While I don’t want to be hanging on to every decree issued by Marissa Mayer, I can’t help but feel compelled to join the developing furore over her latest comments. Marissa’s order that employees with work-at-home arrangements will be expected to work from Yahoo’s offices shortly has certainly been the subject of much debate. Richard Branson weighed in, calling this a sign of old school thinking while it was reported that New York Mayor Michael Bloomberg agreed with her decision, reportedly calling telecommuting “one of the dumber ideas I’ve ever heard.”
Quite apart from the fact that this is coming from a tech company and at a time when we have an unprecedented ability to have technology and devices work in our favour and in a manner that best fits our needs, I think this sort of argument completely misses the boat. While I believe there should be room for a leader to drive results in a particular way, this sort of decision making doesn’t leave much flexibility, freedom and discretion with employees. Ultimately, people want to be trusted.
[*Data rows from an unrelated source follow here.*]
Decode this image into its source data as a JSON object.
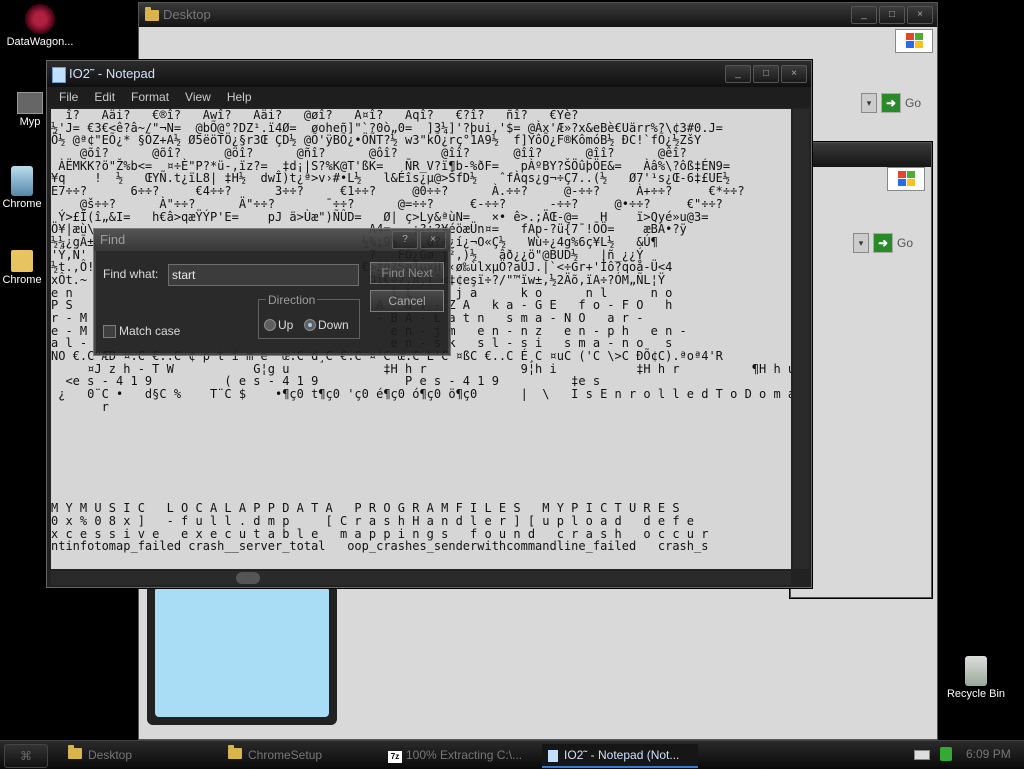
{
  "desktop": {
    "icons": [
      {
        "label": "DataWagon..."
      },
      {
        "label": "Myp"
      },
      {
        "label": "Chrome"
      },
      {
        "label": "Chrome"
      },
      {
        "label": "Recycle Bin"
      }
    ]
  },
  "explorer1": {
    "title": "Desktop",
    "go_label": "Go"
  },
  "explorer2": {
    "go_label": "Go"
  },
  "notepad": {
    "title": "IO2˜ - Notepad",
    "menu": [
      "File",
      "Edit",
      "Format",
      "View",
      "Help"
    ],
    "lines": [
      "  î?   Àäi?   €®î?   Àwî?   Àäi?   @øî?   À¤î?   Àqî?   €?î?   ñî?   €Ÿè?",
      "½'J= €3€<ê?â~/\"¬N=  @bÕ@°?DZ¹.ï4Ø=  øoheñ]\"`?0ò„0=  ]3¼]'?þui,'$= @Àx'Æ»?x&eBè€Uärr%?\\¢3#0.J=",
      "Ö½ @ª¢\"EÕ¿* §ÕZ+A½ Ø5ëöTÖ¿§r3Œ ÇD½ @Õ'ÿBÕ¿•ÖÑT?½ w3\"kÕ¿rç°1A9½  f]YôÕ¿F®KômóB½ ÐC!`fÕ¿½ZšY",
      "    @õî?      @õî?      @öî?      @ñî?      @ôî?      @îî?      @îî?      @îî?      @êî?",
      " ÀËMKK?ö\"Ž%b<=  ¤÷È\"P?*ü-,ïz?=  ‡d¡|S?%K@T'ßK=   ÑR_V?ï¶b-%ðF=   pÀºBY?ŠÖûþÖE&=   Àâ%\\?ôß‡ÉN9=",
      "¥q    !  ½   ŒYÑ.t¿ïL8| ‡H½  dwÎ)t¿ª>v›#•L½   l&Éîs¿µ@>ŠfD½   ˆfÀqs¿g¬÷Ç7..(½   Ø7'¹s¿Œ-6‡£UE½",
      "E7÷÷?      6÷÷?     €4÷÷?      3÷÷?     €1÷÷?     @0÷÷?      À.÷÷?     @-÷÷?     À+÷÷?     €*÷÷?",
      "    @š÷÷?      À\"÷÷?      Ä\"÷÷?       ¯÷÷?      @=÷÷?     €-÷÷?      -÷÷?     @•÷÷?     €\"÷÷?",
      " Ý>£Î(î„&I=   h€â>qæŸÝP'E=    pJ ä>Ùæ\")ÑÛD=   Ø| ç>Ly&ªùN=   ×• ê>.;ÄŒ-@=   H    ï>Qyé»u@3=",
      "Ö¥|æù\\                                      A4=   ¡?÷?¥éöæÜn¤=   fAp-?ü{7¯!ÕÖ=    æBA•?ÿ",
      "½¼¿gÃ±                                     ½%;9½   ¸ù?÷¿í¿¬O«Ç½   Wù÷¿4g%6ç¥L½   &Ú¶",
      "'Ÿ,Ñ'                                       ?   FÕ¿Gø_j²,)½   âð¿¿ö\"@BUD½   |ñ_¿¿Ý",
      "½t.,Ô!                                     €>žô?5a1µxH'‹ø‰ùlxµÖ?aÜJ.|`<÷Gr+'Ìô?qoå-Ü<4",
      "xÔt.~                                       Ôï€÷?,π,f˜<‡¢eşï÷?/\"™ïw±,½2Äõ,ïA÷?ÓM„ÑL¦Ÿ",
      "e n                                            i t      j a      k o      n l      n o",
      "P S                                          A   a f - Z A   k a - G E   f o - F O   h",
      "r - M                                        - B A - L a t n   s m a - N O   a r -",
      "e - M                                          e n - j m   e n - n z   e n - p h   e n -",
      "a l -                                          e n - s k   s l - s i   s m a - n o   s",
      "NO €.C ÆD ¤.C €..C ¢ p t i m e  œ.C d¸C €.C ¤'C œ.C L'C ¤ßC €..C É¸C ¤uC ('C \\>C ÐÕ¢C).ªoª4'R",
      "     ¤J z h - T W           G¦g u             ‡H h r             9¦h i           ‡H h r          ¶H h u          µC s",
      "  <e s - 4 1 9          ( e s - 4 1 9            P e s - 4 1 9          ‡e s",
      " ¿   0¨C •   d§C %    T¨C $    •¶ç0 t¶ç0 'ç0 é¶ç0 ó¶ç0 ö¶ç0      |  \\   I s E n r o l l e d T o D o m a",
      "       r",
      "",
      "",
      "",
      "",
      "",
      "",
      "",
      "M Y M U S I C   L O C A L A P P D A T A   P R O G R A M F I L E S   M Y P I C T U R E S",
      "0 x % 0 8 x ]   - f u l l . d m p     [ C r a s h H a n d l e r ] [ u p l o a d   d e f e",
      "x c e s s i v e   e x e c u t a b l e   m a p p i n g s   f o u n d   c r a s h   o c c u r",
      "ntinfotomap_failed crash__server_total   oop_crashes_senderwithcommandline_failed   crash_s"
    ]
  },
  "find": {
    "title": "Find",
    "find_what_label": "Find what:",
    "find_value": "start",
    "find_next_label": "Find Next",
    "cancel_label": "Cancel",
    "direction_label": "Direction",
    "up_label": "Up",
    "down_label": "Down",
    "match_case_label": "Match case"
  },
  "taskbar": {
    "items": [
      {
        "label": "Desktop"
      },
      {
        "label": "ChromeSetup"
      },
      {
        "label": "100% Extracting C:\\..."
      },
      {
        "label": "IO2˜ - Notepad (Not..."
      }
    ],
    "clock": "6:09 PM"
  }
}
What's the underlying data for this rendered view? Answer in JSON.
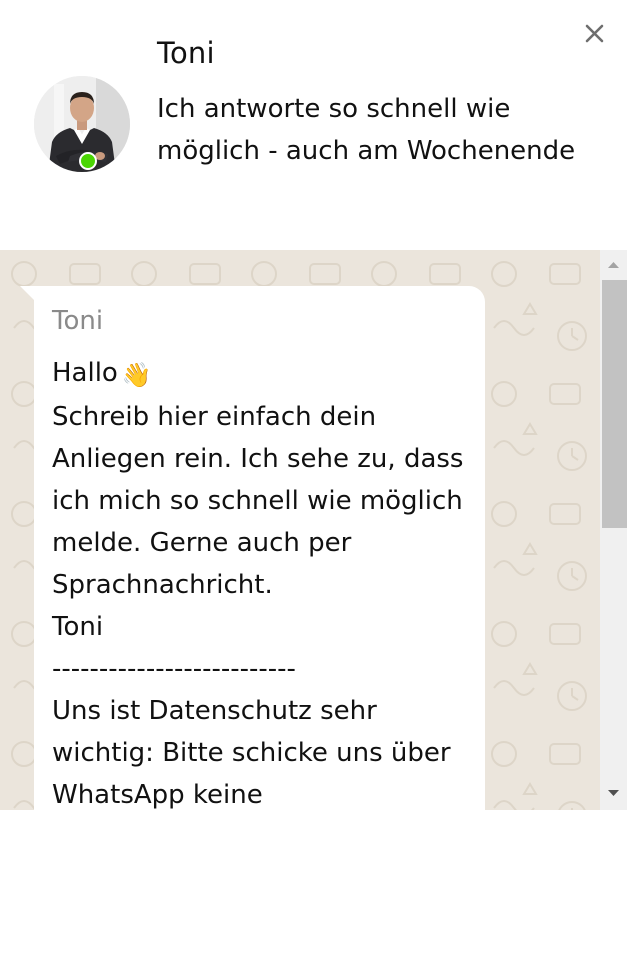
{
  "header": {
    "agent_name": "Toni",
    "status_text": "Ich antworte so schnell wie möglich - auch am Wochenende",
    "online_color": "#4ad504",
    "close_icon": "close-icon"
  },
  "message": {
    "author": "Toni",
    "greeting": "Hallo",
    "greeting_emoji": "👋",
    "body": "Schreib hier einfach dein Anliegen rein. Ich sehe zu, dass ich mich so schnell wie möglich melde. Gerne auch per Sprachnachricht.\nToni\n--------------------------\nUns ist Datenschutz sehr wichtig: Bitte schicke uns über WhatsApp keine"
  },
  "colors": {
    "chat_background": "#ebe5dc",
    "bubble": "#ffffff",
    "author": "#8a8a8a",
    "scrollbar_thumb": "#c2c2c2"
  }
}
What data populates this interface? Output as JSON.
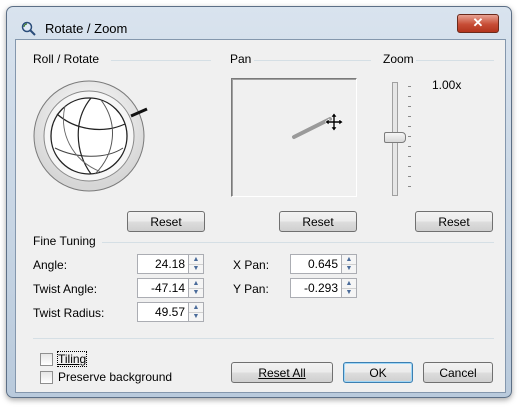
{
  "window": {
    "title": "Rotate / Zoom",
    "close_label": "✕"
  },
  "roll": {
    "label": "Roll / Rotate",
    "reset_label": "Reset"
  },
  "pan": {
    "label": "Pan",
    "reset_label": "Reset"
  },
  "zoom": {
    "label": "Zoom",
    "value": "1.00x",
    "reset_label": "Reset",
    "level_fraction": 0.5
  },
  "fine_tuning": {
    "label": "Fine Tuning",
    "angle": {
      "label": "Angle:",
      "value": "24.18"
    },
    "twist_angle": {
      "label": "Twist Angle:",
      "value": "-47.14"
    },
    "twist_radius": {
      "label": "Twist Radius:",
      "value": "49.57"
    },
    "x_pan": {
      "label": "X Pan:",
      "value": "0.645"
    },
    "y_pan": {
      "label": "Y Pan:",
      "value": "-0.293"
    }
  },
  "options": {
    "tiling": {
      "label": "Tiling",
      "checked": false
    },
    "preserve_background": {
      "label": "Preserve background",
      "checked": false
    }
  },
  "buttons": {
    "reset_all": "Reset All",
    "ok": "OK",
    "cancel": "Cancel"
  },
  "icons": {
    "title": "rotate-zoom-icon",
    "pan_cursor": "move-cursor-icon",
    "spin_up": "▲",
    "spin_down": "▼"
  }
}
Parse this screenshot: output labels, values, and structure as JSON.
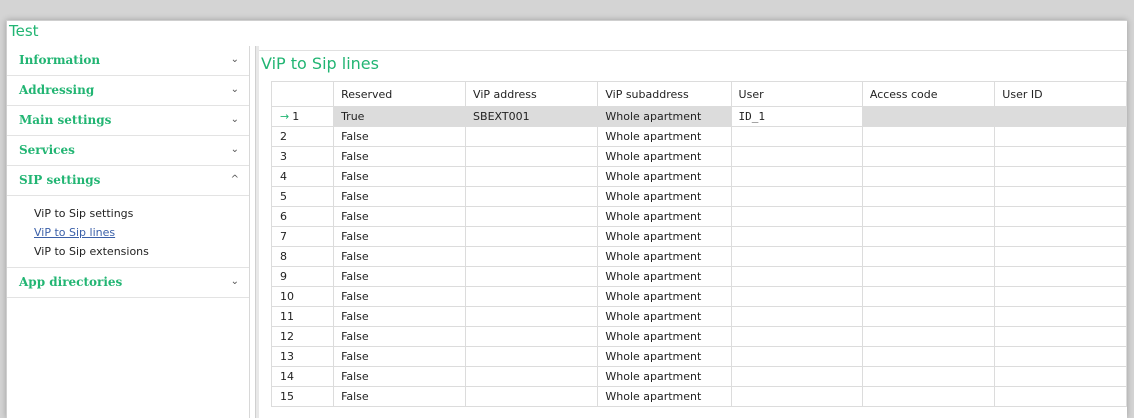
{
  "window": {
    "title": "Test"
  },
  "sidebar": {
    "sections": [
      {
        "label": "Information",
        "chevron": "⌄"
      },
      {
        "label": "Addressing",
        "chevron": "⌄"
      },
      {
        "label": "Main settings",
        "chevron": "⌄"
      },
      {
        "label": "Services",
        "chevron": "⌄"
      },
      {
        "label": "SIP settings",
        "chevron": "^"
      },
      {
        "label": "App directories",
        "chevron": "⌄"
      }
    ],
    "sip_items": [
      "ViP to Sip settings",
      "ViP to Sip lines",
      "ViP to Sip extensions"
    ]
  },
  "panel": {
    "title": "ViP to Sip lines",
    "columns": [
      "Reserved",
      "ViP address",
      "ViP subaddress",
      "User",
      "Access code",
      "User ID"
    ],
    "selected_marker": "→",
    "rows": [
      [
        "1",
        "True",
        "SBEXT001",
        "Whole apartment",
        "ID_1",
        "",
        ""
      ],
      [
        "2",
        "False",
        "",
        "Whole apartment",
        "",
        "",
        ""
      ],
      [
        "3",
        "False",
        "",
        "Whole apartment",
        "",
        "",
        ""
      ],
      [
        "4",
        "False",
        "",
        "Whole apartment",
        "",
        "",
        ""
      ],
      [
        "5",
        "False",
        "",
        "Whole apartment",
        "",
        "",
        ""
      ],
      [
        "6",
        "False",
        "",
        "Whole apartment",
        "",
        "",
        ""
      ],
      [
        "7",
        "False",
        "",
        "Whole apartment",
        "",
        "",
        ""
      ],
      [
        "8",
        "False",
        "",
        "Whole apartment",
        "",
        "",
        ""
      ],
      [
        "9",
        "False",
        "",
        "Whole apartment",
        "",
        "",
        ""
      ],
      [
        "10",
        "False",
        "",
        "Whole apartment",
        "",
        "",
        ""
      ],
      [
        "11",
        "False",
        "",
        "Whole apartment",
        "",
        "",
        ""
      ],
      [
        "12",
        "False",
        "",
        "Whole apartment",
        "",
        "",
        ""
      ],
      [
        "13",
        "False",
        "",
        "Whole apartment",
        "",
        "",
        ""
      ],
      [
        "14",
        "False",
        "",
        "Whole apartment",
        "",
        "",
        ""
      ],
      [
        "15",
        "False",
        "",
        "Whole apartment",
        "",
        "",
        ""
      ]
    ]
  }
}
People with ambition, spark and drive, people who have potential and those want want to be taken seriously and ought to be taken seriously should in all fairness, be allowed some leeway to decide on the manner in which they work.
We need to abandon the idea that there is a fixed way in which ideas, creativity and productivity will flourish and that we can force these in a given space. What would be better is if suggestions were made for more regular contact or to ensure a minimum level of contact between employees. But this kind of archaic thinking is the very kind of thinking that promotes the Dilbert culture.
We don’t want people staying at their desk because the boss has yet to go home. We don’t want people fooling around all day and getting cracking with their work towards the end of the day, simply because they have to put in the hours. And when we tell people that they need to come into the office every single day, when they need to ‘check in’ like this, it is not the most positive, inspiring kind of atmosphere that we create in the end.
When you focus on method and process far more than results, then sometimes you risk not being able to see the forest for the trees. After all, prescribing that people clock in is absolutely no guarantee of results, don’t you think?